By Rev. S. Phillips, Chambersburg, PA, 1859
From Teaching and Learning America’s Christian History
Rosalie J. Slater, Ed.
Foundation for American Christian Education: The Principle Approach*
1 Thessalonians 2:7
To nurse means . . . to protect, to foster, to supply with appropriate food, to cause to grow or promote strength, to manage with a view to increase … In horticulture, a shrub or tree is the nurse or protector of a young and tender plant. We are said to nurse our national resources…

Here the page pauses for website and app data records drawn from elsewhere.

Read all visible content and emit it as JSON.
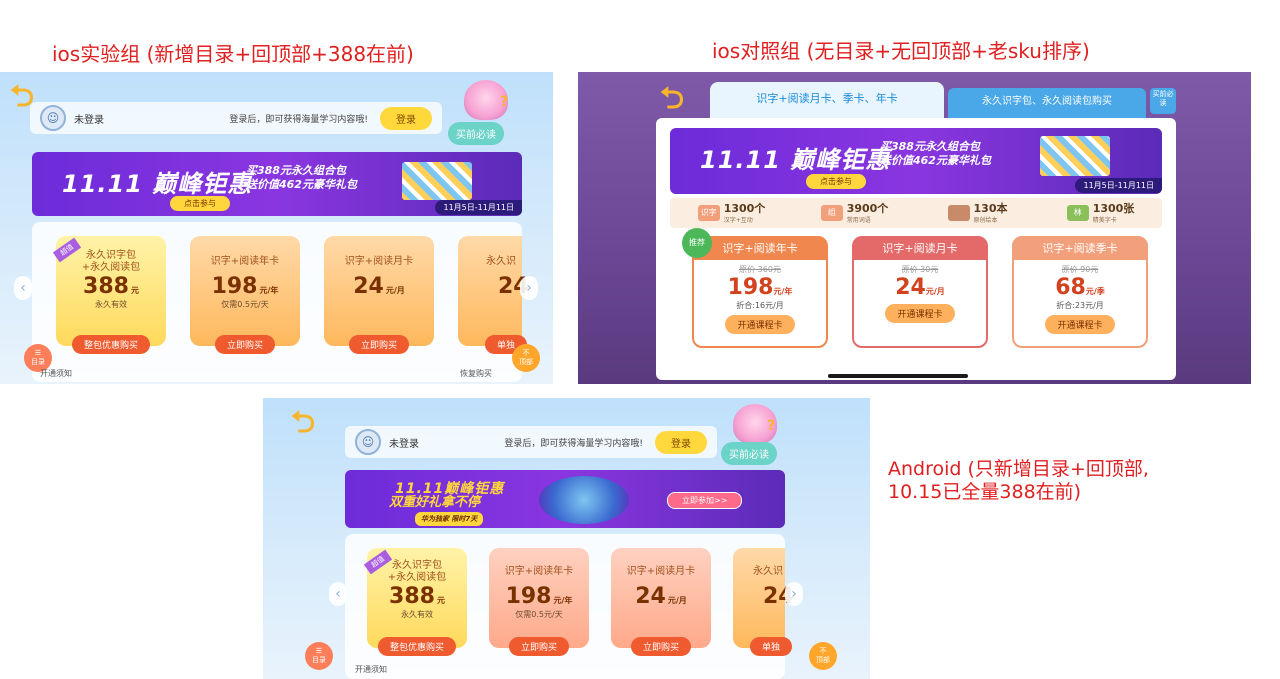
{
  "captions": {
    "ios_test": "ios实验组 (新增目录+回顶部+388在前)",
    "ios_control": "ios对照组 (无目录+无回顶部+老sku排序)",
    "android": "Android (只新增目录+回顶部,\n10.15已全量388在前)"
  },
  "ios_test": {
    "login": {
      "name": "未登录",
      "tip": "登录后，即可获得海量学习内容哦!",
      "button": "登录"
    },
    "must_read": "买前必读",
    "banner": {
      "title": "11.11 巅峰钜惠",
      "sub1": "买388元永久组合包",
      "sub2": "送价值462元豪华礼包",
      "cta": "点击参与",
      "date": "11月5日-11月11日"
    },
    "cards": [
      {
        "tag": "超值",
        "title1": "永久识字包",
        "title2": "+永久阅读包",
        "price": "388",
        "unit": "元",
        "note": "永久有效",
        "button": "整包优惠购买"
      },
      {
        "title1": "识字+阅读年卡",
        "title2": "",
        "price": "198",
        "unit": "元/年",
        "note": "仅需0.5元/天",
        "button": "立即购买"
      },
      {
        "title1": "识字+阅读月卡",
        "title2": "",
        "price": "24",
        "unit": "元/月",
        "note": "",
        "button": "立即购买"
      },
      {
        "title1": "永久识",
        "title2": "",
        "price": "24",
        "unit": "",
        "note": "",
        "button": "单独"
      }
    ],
    "menu_label": "目录",
    "top_label1": "不",
    "top_label2": "顶部",
    "footer_left": "开通须知",
    "footer_right": "恢复购买"
  },
  "ios_control": {
    "tabs": [
      "识字+阅读月卡、季卡、年卡",
      "永久识字包、永久阅读包购买"
    ],
    "tab_must": "买前必读",
    "banner": {
      "title": "11.11 巅峰钜惠",
      "sub1": "买388元永久组合包",
      "sub2": "送价值462元豪华礼包",
      "cta": "点击参与",
      "date": "11月5日-11月11日"
    },
    "stats": [
      {
        "icon": "识字",
        "value": "1300个",
        "desc": "汉字+互动"
      },
      {
        "icon": "组",
        "value": "3900个",
        "desc": "常用词语"
      },
      {
        "icon": "",
        "value": "130本",
        "desc": "原创绘本"
      },
      {
        "icon": "林",
        "value": "1300张",
        "desc": "精美字卡"
      }
    ],
    "skus": [
      {
        "head": "识字+阅读年卡",
        "orig": "原价 360元",
        "price": "198",
        "unit": "元/年",
        "per": "折合:16元/月",
        "button": "开通课程卡",
        "color": "#f0874e"
      },
      {
        "head": "识字+阅读月卡",
        "orig": "原价 30元",
        "price": "24",
        "unit": "元/月",
        "per": "",
        "button": "开通课程卡",
        "color": "#e46a6a"
      },
      {
        "head": "识字+阅读季卡",
        "orig": "原价 90元",
        "price": "68",
        "unit": "元/季",
        "per": "折合:23元/月",
        "button": "开通课程卡",
        "color": "#f2a07b"
      }
    ],
    "recommend_tag": "推荐"
  },
  "android": {
    "login": {
      "name": "未登录",
      "tip": "登录后，即可获得海量学习内容哦!",
      "button": "登录"
    },
    "must_read": "买前必读",
    "banner": {
      "title": "11.11巅峰钜惠",
      "sub1": "双重好礼拿不停",
      "sub2": "华为独家  限时7天",
      "cta": "立即参加>>"
    },
    "cards": [
      {
        "tag": "超值",
        "title1": "永久识字包",
        "title2": "+永久阅读包",
        "price": "388",
        "unit": "元",
        "note": "永久有效",
        "button": "整包优惠购买"
      },
      {
        "title1": "识字+阅读年卡",
        "title2": "",
        "price": "198",
        "unit": "元/年",
        "note": "仅需0.5元/天",
        "button": "立即购买"
      },
      {
        "title1": "识字+阅读月卡",
        "title2": "",
        "price": "24",
        "unit": "元/月",
        "note": "",
        "button": "立即购买"
      },
      {
        "title1": "永久识",
        "title2": "",
        "price": "24",
        "unit": "",
        "note": "",
        "button": "单独"
      }
    ],
    "menu_label": "目录",
    "top_label1": "不",
    "top_label2": "顶部",
    "footer_left": "开通须知"
  }
}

In the same sense and for the same reason, the Christian home is the nursery of the young … The nursery is that department of home in which the mother fulfills her peculiar mission. This is her special sphere. None can effectually take her place there. She is the center of attraction, the guardian of the infants’ destiny; and one like she, can overrule the unfolding life and character of the child. God has fitted her for the work of the nursery. Here she reigns supreme, the arbitress of the everlasting weal or woe of untutored infancy. On her the fairest hopes of educated man depend, and in the exercise of her powers there, she sways a nation’s destiny…The nursery is that department of home in which the formation of our character is begun…

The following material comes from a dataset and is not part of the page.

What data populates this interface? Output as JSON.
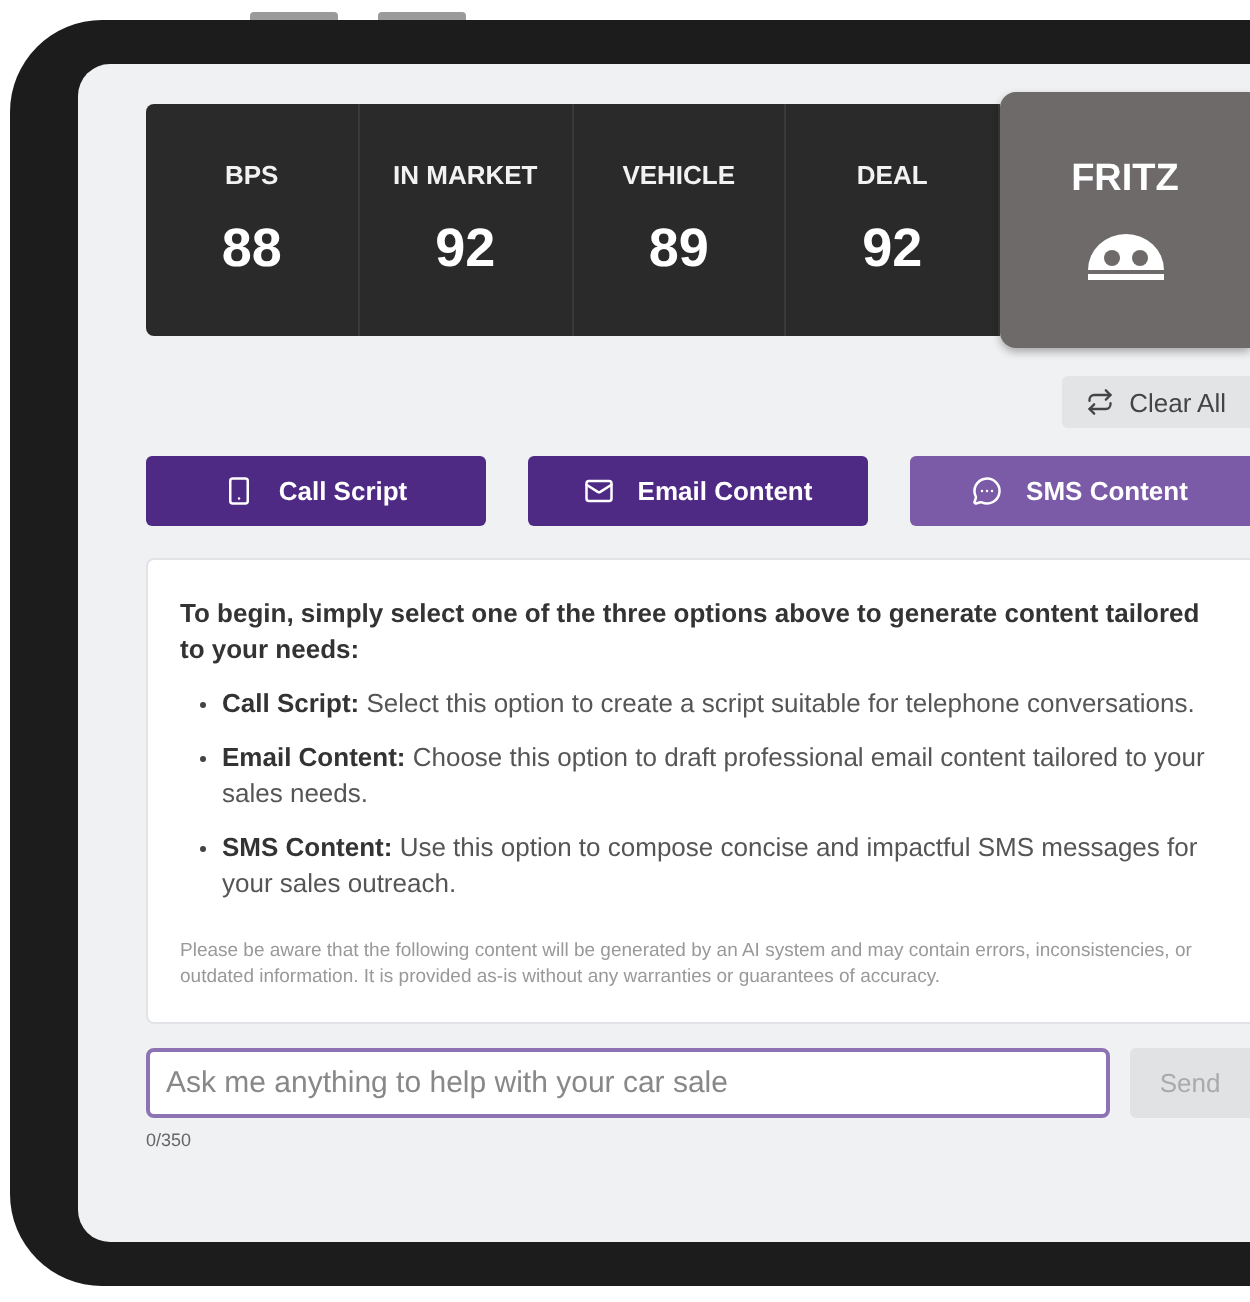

The nursery is moral and spiritual. The first moral and religious training of the child belongs to the nursery, and is the work of the mother. Upon her personal exhibition of truth, justice, virtue, &c., depends the same moral elements in the character of her child. In the nursery we receive our first lessons in virtue or in vice, honesty or dishonesty, in truth or in falsehood, in purity or in corruption. The full-grown man is the matured child morally as well as physically and intellectually. The same may be said of the spiritual formation and growth of the child. Spiritual culture belongs eminently to the nursery. There the pious parent should begin the work of her child’s salvation…
[Let us all thank God for our mothers.—Ed.]
*P. 17. Teaching and Learning America’s Christian History and Government: The Principle Approach is available from http://face.net/. Used by permission.